**YOUR GOAL**
In the records below, some lines hold the word "Jennah". Copy each of those lines.

**INPUT FOR THIS TASK**
******************************
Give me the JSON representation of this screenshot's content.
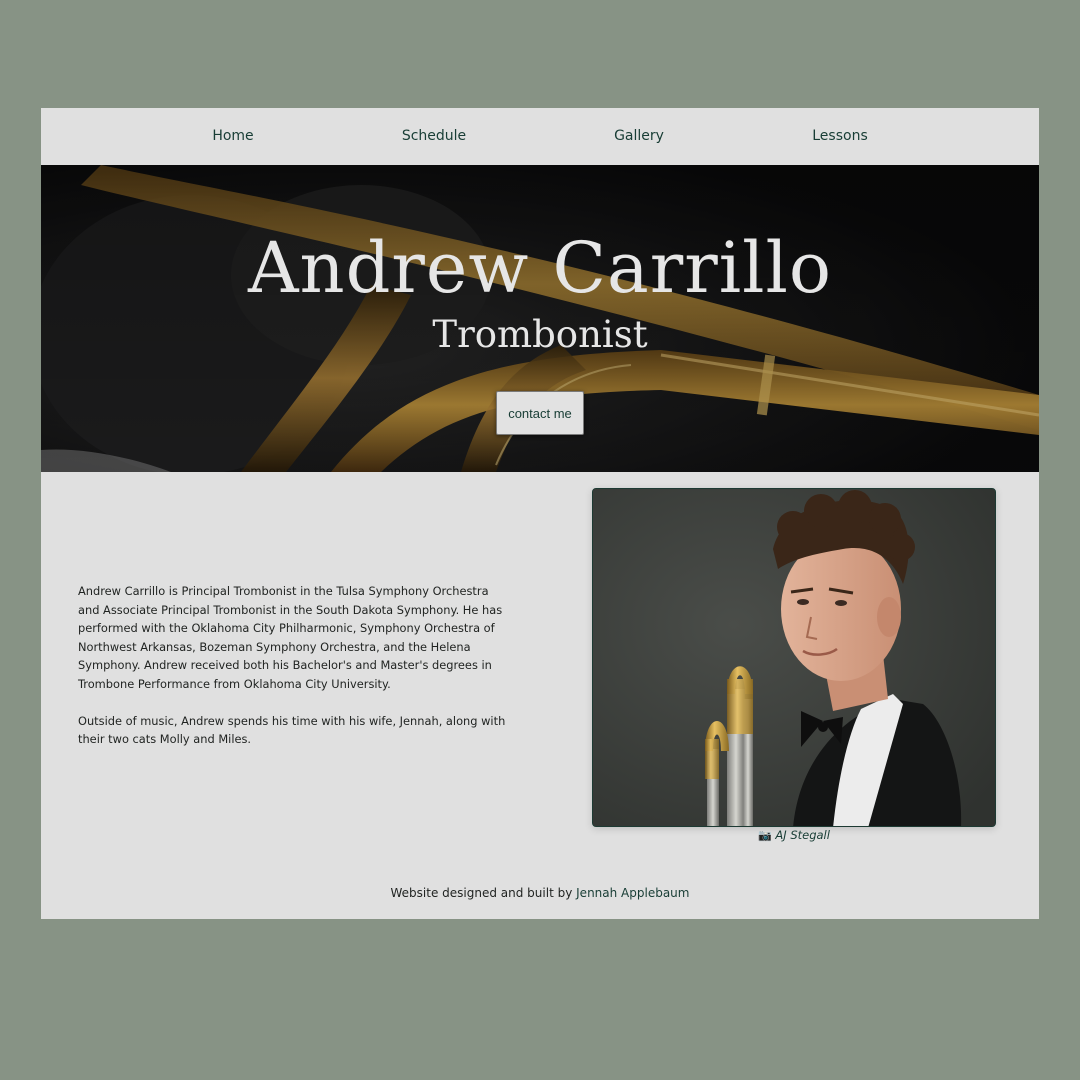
{
  "nav": {
    "items": [
      {
        "label": "Home"
      },
      {
        "label": "Schedule"
      },
      {
        "label": "Gallery"
      },
      {
        "label": "Lessons"
      }
    ]
  },
  "hero": {
    "title": "Andrew Carrillo",
    "subtitle": "Trombonist",
    "button_label": "contact me"
  },
  "bio": {
    "paragraphs": [
      "Andrew Carrillo is Principal Trombonist in the Tulsa Symphony Orchestra and Associate Principal Trombonist in the South Dakota Symphony. He has performed with the Oklahoma City Philharmonic, Symphony Orchestra of Northwest Arkansas, Bozeman Symphony Orchestra, and the Helena Symphony. Andrew received both his Bachelor's and Master's degrees in Trombone Performance from Oklahoma City University.",
      "Outside of music, Andrew spends his time with his wife, Jennah, along with their two cats Molly and Miles."
    ]
  },
  "photo": {
    "caption_icon": "camera-icon",
    "caption": "AJ Stegall"
  },
  "footer": {
    "text": "Website designed and built by",
    "link": "Jennah Applebaum"
  },
  "colors": {
    "page_background": "#879385",
    "panel_background": "#e0e0e0",
    "accent_text": "#183d35"
  }
}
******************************
**OUTPUT FOR THIS TASK**
      "Outside of music, Andrew spends his time with his wife, Jennah, along with their two cats Molly and Miles."
    "link": "Jennah Applebaum"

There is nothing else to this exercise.